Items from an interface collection
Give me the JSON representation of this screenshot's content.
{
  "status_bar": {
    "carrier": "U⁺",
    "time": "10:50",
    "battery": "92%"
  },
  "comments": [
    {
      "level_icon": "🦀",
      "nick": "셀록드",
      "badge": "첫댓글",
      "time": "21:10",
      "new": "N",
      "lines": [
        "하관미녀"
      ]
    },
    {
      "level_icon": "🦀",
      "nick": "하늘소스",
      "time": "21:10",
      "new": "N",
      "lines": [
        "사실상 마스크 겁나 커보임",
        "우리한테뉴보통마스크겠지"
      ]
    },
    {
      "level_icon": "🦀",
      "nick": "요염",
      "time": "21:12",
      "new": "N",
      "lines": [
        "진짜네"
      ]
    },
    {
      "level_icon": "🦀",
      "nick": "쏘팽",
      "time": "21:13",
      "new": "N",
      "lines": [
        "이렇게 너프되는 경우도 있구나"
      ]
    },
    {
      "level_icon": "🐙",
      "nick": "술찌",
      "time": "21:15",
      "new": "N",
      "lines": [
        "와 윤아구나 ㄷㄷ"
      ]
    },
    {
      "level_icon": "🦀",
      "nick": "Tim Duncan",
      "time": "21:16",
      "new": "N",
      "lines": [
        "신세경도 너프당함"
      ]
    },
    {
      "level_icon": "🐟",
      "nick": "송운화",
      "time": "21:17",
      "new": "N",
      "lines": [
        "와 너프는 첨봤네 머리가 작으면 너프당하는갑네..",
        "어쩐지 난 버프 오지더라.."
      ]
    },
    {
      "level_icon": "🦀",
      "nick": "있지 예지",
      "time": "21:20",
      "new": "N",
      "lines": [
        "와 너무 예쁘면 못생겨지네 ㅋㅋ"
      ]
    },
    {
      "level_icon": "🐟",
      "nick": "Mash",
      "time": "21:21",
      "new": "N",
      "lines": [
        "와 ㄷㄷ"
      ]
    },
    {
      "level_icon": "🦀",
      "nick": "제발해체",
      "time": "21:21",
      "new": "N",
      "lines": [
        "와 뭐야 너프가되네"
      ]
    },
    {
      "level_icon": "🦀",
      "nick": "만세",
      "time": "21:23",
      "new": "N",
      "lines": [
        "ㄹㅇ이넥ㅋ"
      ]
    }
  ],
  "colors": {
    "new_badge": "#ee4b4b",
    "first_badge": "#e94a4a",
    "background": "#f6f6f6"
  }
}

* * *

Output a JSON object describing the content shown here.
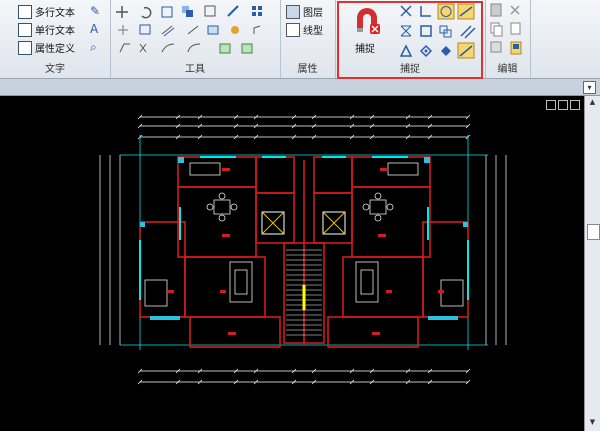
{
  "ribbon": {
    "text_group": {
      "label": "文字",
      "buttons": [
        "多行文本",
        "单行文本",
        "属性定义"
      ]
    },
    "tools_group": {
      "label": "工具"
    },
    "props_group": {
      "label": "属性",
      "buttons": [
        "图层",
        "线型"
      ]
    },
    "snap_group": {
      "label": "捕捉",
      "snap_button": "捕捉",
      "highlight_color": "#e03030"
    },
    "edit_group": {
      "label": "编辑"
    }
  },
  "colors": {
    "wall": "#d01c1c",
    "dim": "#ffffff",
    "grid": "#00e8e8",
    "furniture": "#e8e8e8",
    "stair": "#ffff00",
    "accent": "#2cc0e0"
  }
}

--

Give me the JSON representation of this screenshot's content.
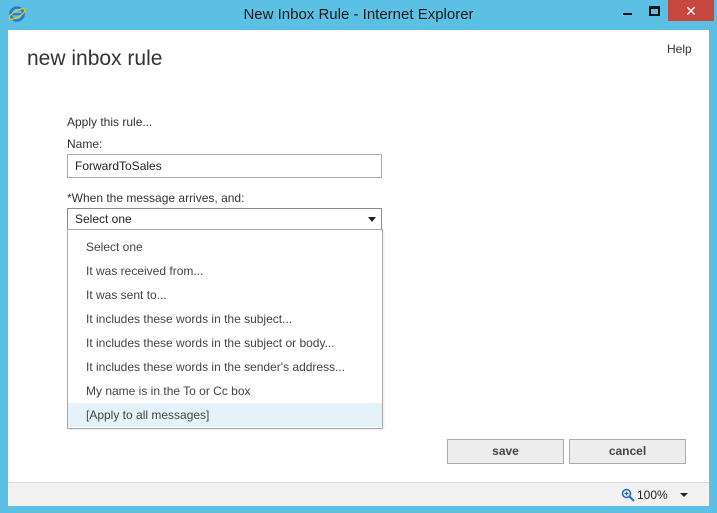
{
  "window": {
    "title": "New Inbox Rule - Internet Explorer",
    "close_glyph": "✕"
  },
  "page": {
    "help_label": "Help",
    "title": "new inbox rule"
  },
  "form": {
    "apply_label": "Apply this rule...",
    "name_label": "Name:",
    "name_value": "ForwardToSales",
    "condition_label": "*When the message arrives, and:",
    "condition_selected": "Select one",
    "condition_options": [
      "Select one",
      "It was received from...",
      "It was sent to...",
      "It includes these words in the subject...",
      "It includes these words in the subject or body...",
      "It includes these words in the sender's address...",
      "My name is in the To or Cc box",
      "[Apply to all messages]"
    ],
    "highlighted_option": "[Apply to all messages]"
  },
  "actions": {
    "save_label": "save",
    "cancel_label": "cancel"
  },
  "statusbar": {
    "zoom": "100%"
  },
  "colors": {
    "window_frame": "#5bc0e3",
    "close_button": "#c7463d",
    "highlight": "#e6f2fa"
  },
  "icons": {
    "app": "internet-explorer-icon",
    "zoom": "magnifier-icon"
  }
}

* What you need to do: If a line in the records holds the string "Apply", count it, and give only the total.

* Result of this exercise: 3